Finally, America's deepest and most painful downturn since the Great Depression is over, technically at least. The preliminary estimate that the US economy expanded at an annual pace of 3.5 per cent in the third quarter is marginally better than forecasters expected. That figure may subsequently be revised upwards or downwards. But the broad-based nature of the recovery that emerges from the figures leaves no doubt that after shrinking for the best part of two years, the world's largest economy is growing again (leaving Britain the last of the world's advanced economies still mired in recession). The question is, will this will be a real recovery, that breeds jobs, confidence and new prosperity – or just a statistical curiosity?
There is good reason for caution. The past 12 months have seen government intervention on an unprecedented scale, ranging from the bank bailout and February's fiscal stimulus, to tax credits to boost the distressed housing market, and the recent "cash for clunkers" programme. It would have been astonishing had this support not yielded results. But any return to the pre-crisis times will not come soon, and perhaps not ever. The reasons are both domestic and international. At home, a wounded banking system is still reluctant to lend, despite the huge sums of money still being pumped into the system by the Federal Reserve. An unemployment rate hovering near 10 per cent is also bound to limit the consumer spending that accounts for over two thirds of the total economy. The worst of the lay-offs may be over, but there is little evidence employers are rushing to take on new workers.
More fundamentally, something may have permanently changed in the psychology of ordinary Americans, long the indefatigable global consumers of last resort. The previous boom was financed by unsustainable levels of personal debt, in the shape of credit card spending and cheap, "no questions asked" mortgages that fuelled the greatest housing bubble of modern times. But once bitten, twice shy. Consumers are paying off credit card debt and, mirabile dictu, Americans are actually saving again. That last is admirable, but it does not bode well for a new surge in personal spending, in the immediate future at least.

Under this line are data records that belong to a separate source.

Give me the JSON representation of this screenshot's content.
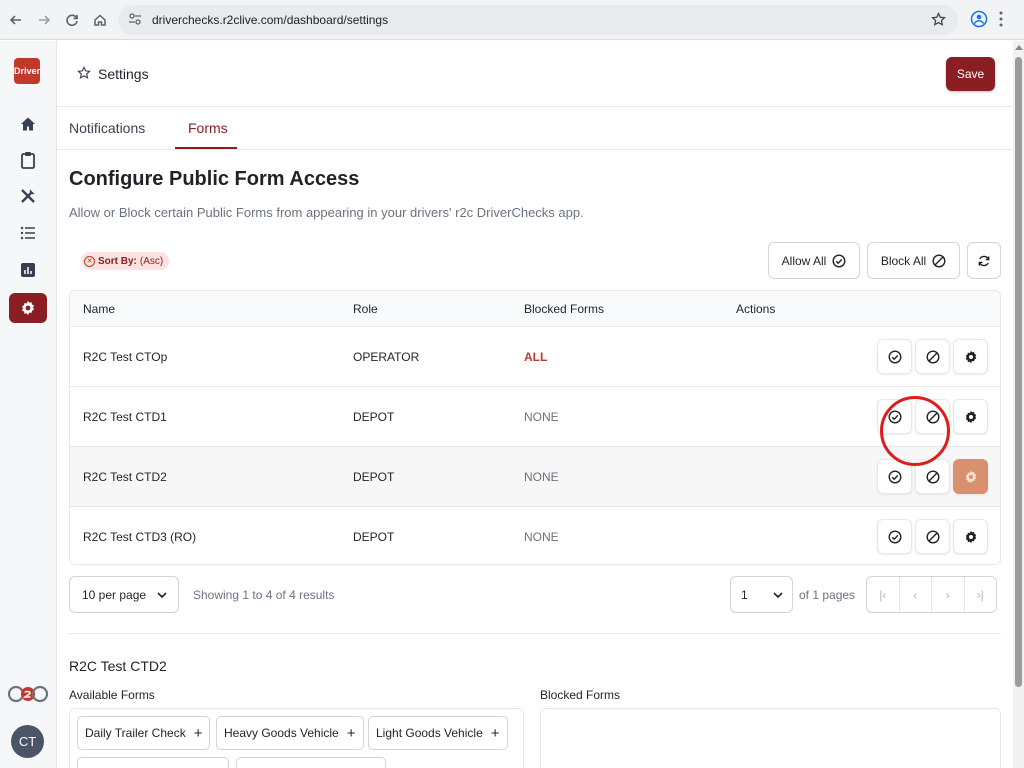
{
  "browser": {
    "url": "driverchecks.r2clive.com/dashboard/settings"
  },
  "sidebar": {
    "logo_text": "Driver",
    "items": [
      {
        "name": "home",
        "icon": "home-icon"
      },
      {
        "name": "clipboard",
        "icon": "clipboard-icon"
      },
      {
        "name": "tools",
        "icon": "tools-icon"
      },
      {
        "name": "list",
        "icon": "list-icon"
      },
      {
        "name": "reports",
        "icon": "chart-icon"
      },
      {
        "name": "settings",
        "icon": "gear-icon",
        "active": true
      }
    ],
    "brand": "r2c",
    "avatar_initials": "CT"
  },
  "header": {
    "title": "Settings",
    "save_label": "Save"
  },
  "tabs": [
    {
      "label": "Notifications",
      "active": false
    },
    {
      "label": "Forms",
      "active": true
    }
  ],
  "section": {
    "title": "Configure Public Form Access",
    "description": "Allow or Block certain Public Forms from appearing in your drivers' r2c DriverChecks app."
  },
  "sort": {
    "label": "Sort By:",
    "value": "(Asc)"
  },
  "actions": {
    "allow_all": "Allow All",
    "block_all": "Block All"
  },
  "table": {
    "columns": [
      "Name",
      "Role",
      "Blocked Forms",
      "Actions"
    ],
    "rows": [
      {
        "name": "R2C Test CTOp",
        "role": "OPERATOR",
        "blocked": "ALL"
      },
      {
        "name": "R2C Test CTD1",
        "role": "DEPOT",
        "blocked": "NONE"
      },
      {
        "name": "R2C Test CTD2",
        "role": "DEPOT",
        "blocked": "NONE"
      },
      {
        "name": "R2C Test CTD3 (RO)",
        "role": "DEPOT",
        "blocked": "NONE"
      }
    ]
  },
  "pagination": {
    "per_page": "10 per page",
    "showing": "Showing 1 to 4 of 4 results",
    "page": "1",
    "of_pages": "of 1 pages"
  },
  "detail": {
    "selected_name": "R2C Test CTD2",
    "available_label": "Available Forms",
    "blocked_label": "Blocked Forms",
    "available_forms": [
      "Daily Trailer Check",
      "Heavy Goods Vehicle",
      "Light Goods Vehicle"
    ]
  },
  "colors": {
    "brand": "#8b1e23",
    "highlight": "#d9906e",
    "annotation": "#e01b1b"
  }
}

Any US recovery will also be conditioned by global economic developments. In the past America has benefited from the dollar's role as a reserve currency that in essence has enabled Washington to print money to cover its enormous internal and external deficits. But this fortunate state of affairs may be ending. Signs are multiplying that America's creditors, from China to Gulf State oil producers, are increasingly reluctant to hold depreciating dollar-denominated assets, and may demand a greater return for holding them. This in turn would force the Fed to push up interest rates, braking a nascent and still-fragile recovery.
True, a cheaper dollar has started to boost US exports and chip into the country's huge trade deficit. But this improvement needs to be put on a far more substantial and lasting basis. A lesson of the crisis past is that sooner or later, reality catches up with huge global imbalances. In the immortal words of Herb Stein, once chief economic adviser to President Nixon, "if something can't go on for ever, it won't." If the US is to return to robust and sustainable long-term growth, these global imbalances must be corrected. America will have to cut consumption and export more, while China, in particular, will have to consume more and export less.Reuse content